Typhoon Hinnamnor Batters South Korea, Forcing Thousands to Flee
SEOUL, South Korea — The most powerful typhoon to hit South Korea in years battered its southern region Tuesday, dumping almost a meter (3 feet) of rain, destroying roads and felling power lines, leaving 20,000 homes without electricity as thousands of people fled to safer ground.
Typhoon Hinnamnor made landfall on the resort island Jeju in the morning. It was heading northeast towards the sea at winds up to 144 km (89 miles per hour). After the suspension of ferry service in Japan and eastern China in recent days, it is expected to be closer to east China in the coming week.
South Korean officials alerted the country to possible damages caused by flooding, landslides, and tsunamis unleashed in Hinnamnor. This was just weeks after flooding devastated the area around Seoul that claimed the lives of at least fourteen people.
Prime Minister Han Duk-soo called for evacuations in areas vulnerable to flooding, saying Hinnamnor could end up being a “historically strong typhoon that we never experienced before.”
Since Sunday’s storm, the storm has dumped over 94 cm (37 in) of rain on central Jeju. Winds reached 155 km/h (96 mph) during this time.
A 25-year-old man was missing after falling into a rain-swollen stream in the southern city of Ulsan, according to the Ministry of the Interior and Safety, which didn’t immediately report more casualties. Fires were reported at a major steel plant operated by POSCO in the southern city of Pohang, but it wasn’t immediately clear whether they were caused by the storm.
According to the Safety Ministry, more than 3400 residents of southern areas were evacuated due to safety fears. Officials were also advising 14,000 people to leave. A minimum of five houses and buildings were damaged or destroyed by floodwaters, as well as scores upon roads.
Over 600 schools were shut down or made available online. Over 250 flights were cancelled and 70 ferry lines were lost. More than 66,000 boats had to be evacuated from the ports. At 6 AM, workers restored electricity to 2 795 out of 20 334 affected households.
A South Korean presidential official, who spoke on condition of anonymity during a background briefing, said officials were investigating the cause of the fires at POSCO’s Pohang plant, where firefighters were working to extinguish flames that damaged at least three facilities at the complex.
Lim Yoonsook from the North Gyeongsang provincial fire department said that the fires had destroyed a structure housing electrical equipment. They were still burning through an office building. Workers were however close to extinguishing the smaller fire in a cokes factory.
In North Korea, state media reported “all-out efforts” to minimize damage from flooding and landslides. The Korean Central News Agency reported leader Kim Jong Un during government meetings had issued unspecified “detailed tasks” to improve the country’s disaster response capacity but it didn’t elaborate on the plans.

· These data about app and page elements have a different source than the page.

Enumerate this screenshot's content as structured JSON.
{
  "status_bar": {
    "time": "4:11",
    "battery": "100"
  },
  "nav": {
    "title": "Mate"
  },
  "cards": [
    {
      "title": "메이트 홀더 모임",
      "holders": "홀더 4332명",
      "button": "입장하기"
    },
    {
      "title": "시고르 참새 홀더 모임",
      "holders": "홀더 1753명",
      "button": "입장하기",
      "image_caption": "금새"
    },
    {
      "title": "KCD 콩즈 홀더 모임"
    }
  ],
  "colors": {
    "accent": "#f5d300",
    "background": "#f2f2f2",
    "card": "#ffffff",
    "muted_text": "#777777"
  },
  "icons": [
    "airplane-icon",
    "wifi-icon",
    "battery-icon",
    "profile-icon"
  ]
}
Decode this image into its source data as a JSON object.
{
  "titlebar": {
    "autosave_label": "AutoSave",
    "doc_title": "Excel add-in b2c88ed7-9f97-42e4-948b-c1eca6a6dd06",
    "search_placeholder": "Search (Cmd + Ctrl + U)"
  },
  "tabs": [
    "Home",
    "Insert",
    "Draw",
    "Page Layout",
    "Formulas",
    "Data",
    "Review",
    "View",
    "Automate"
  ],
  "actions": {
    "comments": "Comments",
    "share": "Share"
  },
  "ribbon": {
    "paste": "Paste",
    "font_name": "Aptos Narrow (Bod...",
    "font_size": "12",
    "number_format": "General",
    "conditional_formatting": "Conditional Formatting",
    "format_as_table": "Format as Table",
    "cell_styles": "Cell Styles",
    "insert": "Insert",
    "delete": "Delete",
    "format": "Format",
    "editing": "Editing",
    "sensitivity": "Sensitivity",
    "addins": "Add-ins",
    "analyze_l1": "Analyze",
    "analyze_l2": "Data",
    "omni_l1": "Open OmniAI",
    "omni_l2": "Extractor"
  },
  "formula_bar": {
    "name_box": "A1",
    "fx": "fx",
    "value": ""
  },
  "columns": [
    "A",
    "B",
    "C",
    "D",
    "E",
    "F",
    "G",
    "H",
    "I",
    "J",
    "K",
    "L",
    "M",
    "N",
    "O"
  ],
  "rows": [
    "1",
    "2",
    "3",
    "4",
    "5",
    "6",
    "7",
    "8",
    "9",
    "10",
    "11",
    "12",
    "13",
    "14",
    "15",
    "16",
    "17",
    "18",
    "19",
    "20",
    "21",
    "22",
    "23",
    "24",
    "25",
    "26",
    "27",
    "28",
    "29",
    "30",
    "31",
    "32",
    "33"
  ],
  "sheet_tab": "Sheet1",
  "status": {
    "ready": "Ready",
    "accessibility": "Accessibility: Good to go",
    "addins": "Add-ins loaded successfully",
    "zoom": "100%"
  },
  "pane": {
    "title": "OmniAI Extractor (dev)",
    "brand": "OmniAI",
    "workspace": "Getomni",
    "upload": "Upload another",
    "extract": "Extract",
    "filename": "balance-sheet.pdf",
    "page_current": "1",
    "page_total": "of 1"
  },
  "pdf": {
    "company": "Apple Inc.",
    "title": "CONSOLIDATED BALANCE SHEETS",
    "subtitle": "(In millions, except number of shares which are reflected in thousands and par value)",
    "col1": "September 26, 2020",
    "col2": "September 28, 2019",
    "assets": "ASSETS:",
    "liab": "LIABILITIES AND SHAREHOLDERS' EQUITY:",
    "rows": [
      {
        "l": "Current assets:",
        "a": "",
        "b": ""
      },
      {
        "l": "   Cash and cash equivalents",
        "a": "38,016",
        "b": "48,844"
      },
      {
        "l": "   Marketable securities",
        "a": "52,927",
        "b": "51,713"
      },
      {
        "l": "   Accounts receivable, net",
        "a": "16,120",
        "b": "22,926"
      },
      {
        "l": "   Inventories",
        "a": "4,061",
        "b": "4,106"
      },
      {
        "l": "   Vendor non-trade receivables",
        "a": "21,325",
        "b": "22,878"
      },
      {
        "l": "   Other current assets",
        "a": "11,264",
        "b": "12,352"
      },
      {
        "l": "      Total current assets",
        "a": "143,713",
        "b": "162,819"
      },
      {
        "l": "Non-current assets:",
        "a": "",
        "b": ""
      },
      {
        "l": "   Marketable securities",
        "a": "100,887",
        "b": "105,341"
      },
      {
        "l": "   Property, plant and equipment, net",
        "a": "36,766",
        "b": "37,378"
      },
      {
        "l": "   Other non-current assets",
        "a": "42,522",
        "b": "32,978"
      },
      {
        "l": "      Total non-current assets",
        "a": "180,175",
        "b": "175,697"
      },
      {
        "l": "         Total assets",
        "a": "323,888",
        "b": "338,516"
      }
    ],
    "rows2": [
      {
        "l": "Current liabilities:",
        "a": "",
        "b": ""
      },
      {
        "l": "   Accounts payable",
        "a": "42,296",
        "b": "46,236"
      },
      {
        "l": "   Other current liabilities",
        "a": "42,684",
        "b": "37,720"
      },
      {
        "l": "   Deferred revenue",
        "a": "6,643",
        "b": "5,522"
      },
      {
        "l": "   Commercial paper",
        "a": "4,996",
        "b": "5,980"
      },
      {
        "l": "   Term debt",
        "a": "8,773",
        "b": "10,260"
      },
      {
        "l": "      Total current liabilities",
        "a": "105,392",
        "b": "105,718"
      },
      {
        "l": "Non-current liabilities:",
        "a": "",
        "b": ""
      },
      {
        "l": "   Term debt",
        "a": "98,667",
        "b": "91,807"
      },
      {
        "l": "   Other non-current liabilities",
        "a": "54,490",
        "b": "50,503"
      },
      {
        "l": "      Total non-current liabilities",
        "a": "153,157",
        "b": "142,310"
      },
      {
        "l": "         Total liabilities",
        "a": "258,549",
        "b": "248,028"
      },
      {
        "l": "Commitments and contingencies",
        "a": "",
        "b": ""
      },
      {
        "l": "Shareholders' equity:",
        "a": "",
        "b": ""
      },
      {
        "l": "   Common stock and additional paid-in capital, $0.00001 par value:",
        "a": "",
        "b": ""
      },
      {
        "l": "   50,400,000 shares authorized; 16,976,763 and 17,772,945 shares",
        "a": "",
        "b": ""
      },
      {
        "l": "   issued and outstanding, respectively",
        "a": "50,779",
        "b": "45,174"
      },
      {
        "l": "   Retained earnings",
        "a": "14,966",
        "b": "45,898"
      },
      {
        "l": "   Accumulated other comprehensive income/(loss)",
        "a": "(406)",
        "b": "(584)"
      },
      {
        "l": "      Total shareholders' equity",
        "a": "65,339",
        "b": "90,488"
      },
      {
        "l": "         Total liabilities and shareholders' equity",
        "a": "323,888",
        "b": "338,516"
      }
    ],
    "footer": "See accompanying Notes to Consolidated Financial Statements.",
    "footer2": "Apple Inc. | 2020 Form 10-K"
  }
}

North Korea sustained serious damage from heavy rains and floods in 2020 that destroyed buildings, roads and crops, shocking the country’s already-crippled economy.
Here are more must-read stories from TIME